The school was first located at Wikwemikong Unceded Territory on Manitoulin Island. Following a fire, the school was relocated in 1913 to the north shore of Georgian Bay, in Spanish, Ont. The industrial school was called St. Peter Claver Residential School for Boys, and later became a high school renamed St. Charles Garnier Collegiate in 1947.
The Jesuits said there were multiple allegations against Joseph Barker, Frederick Costello, George Epoch, and William Westaway.
The clergy members worked in the school as cooks, prefects, and in the sports and recreation departments, according to audit reports from Indian Affairs.
Several of the priests and brothers at the school also went on to work in Wikwemkoong Unceded Territory, M’Chigeeng First Nation, Chippewas of Nawash Unceded First Nation, and Garden River First Nation.
James Mara (multiple allegations) was assigned to the Spanish Indian Residential School where he worked as a cook. According to issues of the Garnier Star Club, the school’s monthly bulletin, Mara organized multiple carnivals and boxing matches for students. He later was assigned to Fort William Reserve in Thunder Bay, Ont.

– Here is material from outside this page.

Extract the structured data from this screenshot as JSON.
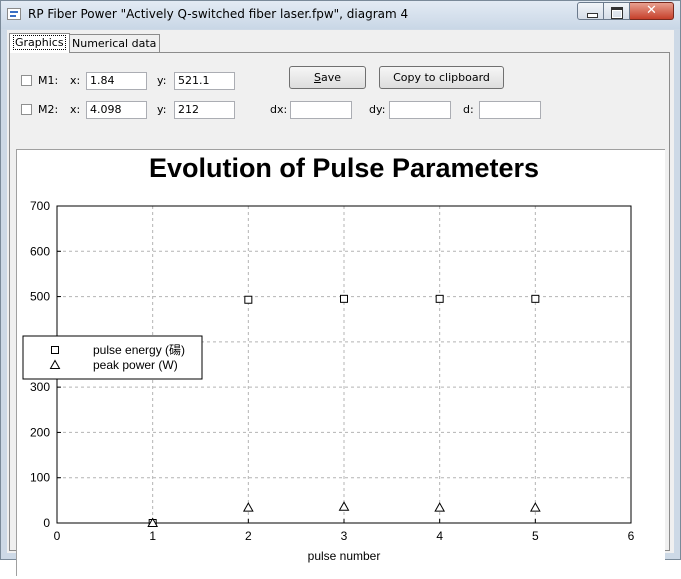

Father Lawrence Brennan also had multiple allegations. He worked at the school as a teacher and supervisor for three years until 1957, according to an obituary published by the Jesuits.
He was later sent to Holy Cross Mission in Wikwemkoong Unceded Territory for three years and spent 18 years at Heron Bay, Ont., where he worked with the neighbouring Biigtigong Nishnaabeg and was made an honorary chief. Brennan also issued a statement to the Truth and Reconciliation Commission (TRC) in 2011 before he died in 2015. The statement is not public, but parts are cited in the TRC’s final report.
Crown-Indigenous Relations Minister Marc Miller said the revelations bring about mixed feelings.
“Largely, the fathers identified there have passed, I think robs people of an opportunity to get accountability,” he said.
“I do understand that just seeing people’s names on this list can be quite triggering for a number of people but I think at the end of the day that in the spirit of better late than never, it is nice to see the Jesuits taking some accountability and transparency in this.“
He said from a government perspective, there is a continued need to support communities with wellbeing, language, and culture as they grapple with the “pattern of predation on Indigenous communities.”
“We know that a lot of the harm that has occurred has harmed communities as a whole,” said Miller.
“We are not dealing with acts of individuals in isolated circumstances. I think that is an important truth that we have to keep at the top of our mind because it goes to the institutional nature of this for which there needs to continue to be accountability.”
A national Indian Residential School Crisis Line has been set up to provide support for residential school survivors and others affected. People can access emotional and crisis referral services by calling the 24-hour national crisis line: 1-866-925-4419.
Support is also available for anyone affected by their experience at Indian or federal day schools. Individuals can access immediate mental health counselling and crisis intervention services at the Hope for Wellness helpline by calling 1-855-242-3310 or online at www.hopeforwellness.ca.